Dataset rows describing interfaces
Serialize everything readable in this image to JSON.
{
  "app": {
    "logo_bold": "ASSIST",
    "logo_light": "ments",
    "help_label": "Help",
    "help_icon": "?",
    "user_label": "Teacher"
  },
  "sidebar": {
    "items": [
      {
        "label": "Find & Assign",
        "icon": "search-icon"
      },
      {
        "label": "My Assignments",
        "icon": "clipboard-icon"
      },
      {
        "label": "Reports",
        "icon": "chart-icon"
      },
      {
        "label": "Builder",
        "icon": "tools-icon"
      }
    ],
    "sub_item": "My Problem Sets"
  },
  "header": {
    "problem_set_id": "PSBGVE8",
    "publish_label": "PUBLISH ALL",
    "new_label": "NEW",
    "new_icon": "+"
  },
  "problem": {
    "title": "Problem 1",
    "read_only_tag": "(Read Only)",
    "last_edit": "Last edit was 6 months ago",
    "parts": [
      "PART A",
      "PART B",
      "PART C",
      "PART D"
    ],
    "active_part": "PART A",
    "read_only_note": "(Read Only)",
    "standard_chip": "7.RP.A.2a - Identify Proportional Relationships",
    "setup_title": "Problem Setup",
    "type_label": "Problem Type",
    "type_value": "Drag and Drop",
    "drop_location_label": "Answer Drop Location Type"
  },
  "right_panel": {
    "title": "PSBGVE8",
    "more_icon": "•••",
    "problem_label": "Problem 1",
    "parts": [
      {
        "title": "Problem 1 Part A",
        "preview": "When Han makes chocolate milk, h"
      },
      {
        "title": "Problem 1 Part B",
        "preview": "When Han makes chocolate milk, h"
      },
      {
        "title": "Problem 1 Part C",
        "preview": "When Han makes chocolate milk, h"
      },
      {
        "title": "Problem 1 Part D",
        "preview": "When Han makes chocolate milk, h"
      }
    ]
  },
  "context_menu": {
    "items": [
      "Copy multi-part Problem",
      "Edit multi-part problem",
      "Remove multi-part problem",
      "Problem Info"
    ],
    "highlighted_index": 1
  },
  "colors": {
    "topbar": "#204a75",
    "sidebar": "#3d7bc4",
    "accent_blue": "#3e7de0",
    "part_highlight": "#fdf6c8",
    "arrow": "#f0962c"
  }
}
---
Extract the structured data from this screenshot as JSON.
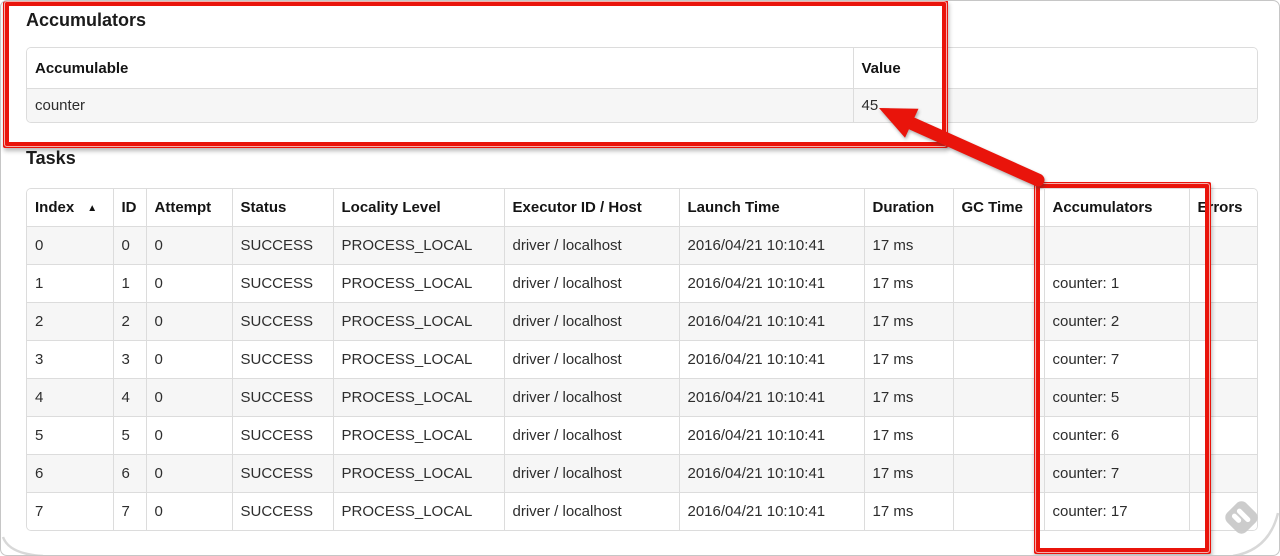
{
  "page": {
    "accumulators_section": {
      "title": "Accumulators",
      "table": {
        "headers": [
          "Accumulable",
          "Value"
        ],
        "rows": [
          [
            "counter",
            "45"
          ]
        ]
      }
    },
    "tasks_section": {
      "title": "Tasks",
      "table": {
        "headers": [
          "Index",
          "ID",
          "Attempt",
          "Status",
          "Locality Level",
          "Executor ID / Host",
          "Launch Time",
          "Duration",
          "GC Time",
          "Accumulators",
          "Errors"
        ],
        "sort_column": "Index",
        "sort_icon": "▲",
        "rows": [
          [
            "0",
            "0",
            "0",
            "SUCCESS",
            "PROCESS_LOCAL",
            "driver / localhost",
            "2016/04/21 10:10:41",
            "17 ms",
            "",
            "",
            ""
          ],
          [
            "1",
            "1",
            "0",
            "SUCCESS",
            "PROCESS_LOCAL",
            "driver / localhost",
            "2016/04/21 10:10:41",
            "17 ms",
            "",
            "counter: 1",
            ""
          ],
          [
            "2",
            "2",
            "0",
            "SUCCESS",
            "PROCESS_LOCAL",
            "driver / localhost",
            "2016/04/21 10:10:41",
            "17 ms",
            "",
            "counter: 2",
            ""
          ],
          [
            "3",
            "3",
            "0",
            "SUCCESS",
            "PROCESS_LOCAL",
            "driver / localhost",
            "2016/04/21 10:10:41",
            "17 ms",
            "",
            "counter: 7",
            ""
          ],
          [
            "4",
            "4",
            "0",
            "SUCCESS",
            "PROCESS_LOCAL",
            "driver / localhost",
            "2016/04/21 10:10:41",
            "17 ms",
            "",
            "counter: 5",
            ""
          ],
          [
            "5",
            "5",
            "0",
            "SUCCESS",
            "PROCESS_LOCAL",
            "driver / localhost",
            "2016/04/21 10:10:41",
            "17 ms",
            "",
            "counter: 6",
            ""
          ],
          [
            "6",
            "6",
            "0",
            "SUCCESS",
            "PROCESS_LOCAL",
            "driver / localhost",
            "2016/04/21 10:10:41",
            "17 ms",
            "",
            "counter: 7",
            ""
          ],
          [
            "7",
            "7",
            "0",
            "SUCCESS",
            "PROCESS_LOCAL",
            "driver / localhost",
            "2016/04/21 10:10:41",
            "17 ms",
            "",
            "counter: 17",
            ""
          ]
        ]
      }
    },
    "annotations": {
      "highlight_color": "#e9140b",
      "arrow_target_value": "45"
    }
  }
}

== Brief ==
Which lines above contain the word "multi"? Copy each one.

== Exercise output ==
      "Copy multi-part Problem",
      "Edit multi-part problem",
      "Remove multi-part problem",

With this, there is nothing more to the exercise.